Read on for the list of winners.
Perkins+Will has released plans for 98 Fourteenth Street, a 920 foot (280 meter) tall residential and commercial tower that, when complete, will become Atlanta’s second tallest building behind Pritzker Prize winning architect Kevin Roche’s Bank of America Plaza. The new tower is an integral piece of a planned development called the Midtown Art Walk, a half-mile pedestrian landscape featuring innovative architecture and interactive art elements between 2 transit stations in the district. The 74-story building will contain 382 luxury residential units and 180 corporate suites, as well as retail space on the ground level.

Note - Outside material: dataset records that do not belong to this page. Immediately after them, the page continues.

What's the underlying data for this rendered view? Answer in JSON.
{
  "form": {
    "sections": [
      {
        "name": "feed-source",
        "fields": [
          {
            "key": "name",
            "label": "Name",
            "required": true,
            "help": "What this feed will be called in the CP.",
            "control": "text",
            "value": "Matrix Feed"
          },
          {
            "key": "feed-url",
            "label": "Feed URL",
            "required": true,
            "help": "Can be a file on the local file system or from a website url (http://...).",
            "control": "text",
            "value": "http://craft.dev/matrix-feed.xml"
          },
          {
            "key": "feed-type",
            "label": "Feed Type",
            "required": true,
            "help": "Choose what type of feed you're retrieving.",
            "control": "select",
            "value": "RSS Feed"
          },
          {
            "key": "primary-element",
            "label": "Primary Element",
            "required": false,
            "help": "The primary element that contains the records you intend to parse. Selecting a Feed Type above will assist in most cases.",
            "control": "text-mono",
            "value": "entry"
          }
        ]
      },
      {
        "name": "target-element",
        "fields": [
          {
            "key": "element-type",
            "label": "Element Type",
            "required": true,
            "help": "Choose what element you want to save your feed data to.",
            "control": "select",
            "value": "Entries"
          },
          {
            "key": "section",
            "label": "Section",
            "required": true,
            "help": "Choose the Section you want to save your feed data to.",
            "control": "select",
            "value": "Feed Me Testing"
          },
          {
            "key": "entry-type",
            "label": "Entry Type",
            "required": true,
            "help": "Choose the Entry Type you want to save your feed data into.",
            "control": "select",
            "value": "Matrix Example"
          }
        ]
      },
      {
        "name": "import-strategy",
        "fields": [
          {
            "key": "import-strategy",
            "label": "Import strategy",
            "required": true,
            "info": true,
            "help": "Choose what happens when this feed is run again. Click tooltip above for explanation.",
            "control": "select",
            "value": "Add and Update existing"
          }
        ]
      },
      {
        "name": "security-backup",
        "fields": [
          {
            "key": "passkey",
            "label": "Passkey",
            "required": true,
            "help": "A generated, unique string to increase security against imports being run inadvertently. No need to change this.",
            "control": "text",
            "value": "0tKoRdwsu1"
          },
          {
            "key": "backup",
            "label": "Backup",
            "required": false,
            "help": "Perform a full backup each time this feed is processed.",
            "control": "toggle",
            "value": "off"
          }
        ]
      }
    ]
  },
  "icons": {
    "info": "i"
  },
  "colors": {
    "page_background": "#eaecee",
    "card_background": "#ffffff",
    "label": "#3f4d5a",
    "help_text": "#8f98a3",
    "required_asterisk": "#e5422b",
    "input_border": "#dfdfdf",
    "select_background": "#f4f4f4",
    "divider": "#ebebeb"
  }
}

The Naomi Milgrom Foundation has released plans for Studio Mumbai founder Bijoy Jain’s design for the 2016 MPavilion, the Australian counterpart to London's wildly successful Serpentine Gallery Pavilion program. Continuing the concepts driving Studio Mumbai’s work, the pavilion will utilize a process Jain describes as ‘Lore,’ an exploration of handmade architecture and simplicity of building craft that centers on the relationship between making and human connectedness.
Through their international architecture competitions, Bee Breeders give young architects and designers the platform to question the social and political role of architecture. Their latest competition, a Cannabis Bank without a specified site, was an open-ended question into the role and relevance of the increasingly normalised substance. The judges selected three winners and six honorable mentions, all of which presented ideas that open up the discourse around cannabis and its integration into the built environment.
As the architecture of cannabis still remains undefined territory, it has historically been associated with refits of other building types such as tea houses, cafes, public houses or pharmacies. This ambiguity left the field open for entrants to be as fantastic and progressive as they desired, with respect to the impact of the program on their social context. The judges commented that the most successful projects presented a, "consideration of individual experience — medicinal, psychological, and spiritual; sensitive accommodation in space and circulation for both the intimate and social; clearly defined context and locale; and innovation of an undefined spatial, tectonic, and architectural typology."
Eduardo Souto de Moura (born 25 July 1952), the Portuguese architect that won the 2011 Pritzker Prize, is known for designs that are formally simple yet serious and at times, dramatic, created through his thoughtful use of colors and materials. His architecture is both versatile and consistent, contextual yet universal, and rarely affected by current trends or styles.
Woods Bagot has released the plans for Glenelg Jetty, a redeveloped gateway and new tourist destination in South Australia. The 15-meter-wide by 400-meter-long public jetty project was born out of a study to help revitalize Glenelg and the City of Holdfast and is hoped to attract new visitors, including visiting cruise ship passengers.
The American Institute of Architects (AIA) has reported that the Architecture Billings Index (ABI) was positive in June for the fifth consecutive month. The June ABI score was 52.6, down from 53.1 the previous month, but still reflects an increase in design services, as any score above 50 indicates an increase in billings. The new projects inquiry index was 58.6, down from 60.1 the previous month.
“Demand for residential projects has surged this year, greatly exceeding the pace set in 2015. This suggests strong future growth for housing in the coming year,” said AIA Chief Economist, Kermit Baker, Hon. AIA, PhD. “While we expect to see a momentum continue for the overall design and construction industry in the months ahead, the fact that the value of design contracts dipped into negative territory in June for the first time in more than two years is something of a concern.”